Used prices on cars with less than 1000 miles - and what it means
I'm currently looking at the alternatives to buying a Panamera new, but it seems like a topic with much wider implications. Some of which are surprising to me.
In particular, I've been looking at very low mileage cars, which are essentially new cars. I've seen a few advertised for sale by dealers than have 200-300 miles on them. Clearly, someone bought or leased the car, drove it for a month or so, and then sold it back, broke the lease, or defaulted on the loan. Something.
What gets me is that I'm looking very hard at one car in South Carolina that's been for sale by a dealer for a couple of months. It's been reduced from $109k to $102k to $100k. It has 264 miles on it, and while they don't list every option, they make a point of saying MSRP was $117k new. Now, whether those prices still seem astronomical to you or not, consider what it means.
If MSRP was $117k, I'm guessing the original buyer paid maybe $110k if they bargained hard, right? Yet they're offering it for $100k now, and presumably expect to make a profit at that price. Surely there's some room for negotiation in that price, dealers don't put used cars up for "take it or leave it" prices.

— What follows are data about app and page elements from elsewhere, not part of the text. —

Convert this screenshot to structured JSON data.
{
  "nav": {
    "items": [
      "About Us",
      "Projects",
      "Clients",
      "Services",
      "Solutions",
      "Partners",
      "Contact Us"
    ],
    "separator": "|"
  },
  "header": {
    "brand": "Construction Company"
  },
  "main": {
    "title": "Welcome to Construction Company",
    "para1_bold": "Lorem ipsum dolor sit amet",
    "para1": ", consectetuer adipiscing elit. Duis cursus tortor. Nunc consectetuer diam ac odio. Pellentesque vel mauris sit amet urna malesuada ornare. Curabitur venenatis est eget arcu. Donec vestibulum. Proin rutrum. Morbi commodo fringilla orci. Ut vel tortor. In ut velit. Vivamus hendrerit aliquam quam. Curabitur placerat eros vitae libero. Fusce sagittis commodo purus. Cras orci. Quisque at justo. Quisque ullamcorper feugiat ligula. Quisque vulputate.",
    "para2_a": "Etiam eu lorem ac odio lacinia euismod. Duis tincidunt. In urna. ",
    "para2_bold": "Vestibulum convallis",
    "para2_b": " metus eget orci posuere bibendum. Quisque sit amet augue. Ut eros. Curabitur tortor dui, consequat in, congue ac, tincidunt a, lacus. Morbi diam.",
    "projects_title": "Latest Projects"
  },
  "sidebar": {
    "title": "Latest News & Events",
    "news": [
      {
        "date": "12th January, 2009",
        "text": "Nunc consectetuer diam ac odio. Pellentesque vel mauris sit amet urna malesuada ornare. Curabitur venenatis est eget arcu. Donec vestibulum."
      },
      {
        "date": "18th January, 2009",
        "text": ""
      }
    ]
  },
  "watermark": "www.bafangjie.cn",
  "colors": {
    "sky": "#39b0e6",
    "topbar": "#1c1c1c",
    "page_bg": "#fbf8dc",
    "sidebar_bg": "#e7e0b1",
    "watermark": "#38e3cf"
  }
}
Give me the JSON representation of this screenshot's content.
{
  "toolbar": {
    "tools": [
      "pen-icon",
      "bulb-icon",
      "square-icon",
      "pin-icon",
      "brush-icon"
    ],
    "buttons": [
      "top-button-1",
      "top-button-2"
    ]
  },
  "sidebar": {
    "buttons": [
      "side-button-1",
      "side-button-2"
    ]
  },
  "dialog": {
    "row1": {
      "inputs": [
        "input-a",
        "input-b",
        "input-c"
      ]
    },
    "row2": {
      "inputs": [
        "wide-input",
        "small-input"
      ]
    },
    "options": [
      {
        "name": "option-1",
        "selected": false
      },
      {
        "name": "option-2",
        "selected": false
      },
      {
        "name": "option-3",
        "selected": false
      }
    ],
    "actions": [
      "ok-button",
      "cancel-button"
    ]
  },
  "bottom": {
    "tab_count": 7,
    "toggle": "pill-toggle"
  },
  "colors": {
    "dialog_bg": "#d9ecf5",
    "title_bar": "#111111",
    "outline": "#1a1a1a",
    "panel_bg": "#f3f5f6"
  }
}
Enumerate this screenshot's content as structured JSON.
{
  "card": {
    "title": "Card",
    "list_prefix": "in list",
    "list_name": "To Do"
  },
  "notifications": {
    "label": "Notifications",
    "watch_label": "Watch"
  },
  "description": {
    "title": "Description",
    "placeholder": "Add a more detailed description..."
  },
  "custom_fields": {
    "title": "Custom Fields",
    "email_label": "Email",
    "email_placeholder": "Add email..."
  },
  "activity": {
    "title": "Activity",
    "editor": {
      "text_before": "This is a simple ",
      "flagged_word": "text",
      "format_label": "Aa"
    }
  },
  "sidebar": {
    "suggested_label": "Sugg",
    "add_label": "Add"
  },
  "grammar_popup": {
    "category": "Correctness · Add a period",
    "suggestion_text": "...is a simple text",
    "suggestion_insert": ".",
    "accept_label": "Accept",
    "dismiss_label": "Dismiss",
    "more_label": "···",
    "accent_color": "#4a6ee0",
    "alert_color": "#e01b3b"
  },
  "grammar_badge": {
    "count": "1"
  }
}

Doesn't that mean that they paid $90k or so to take the car back? I'm guessing, part of the reason I'm bringing this up is I'd like to know exactly how much negotiating room there is, I'm not really sure where to start. It sounds like the original owner paid $20k to drive the car 200 miles. OK, $15k considering the tax credits on an E-Hybrid, but still a lot of money. If it was a lease, it's the same situation - the lease termination fee had to be in the same ballpark.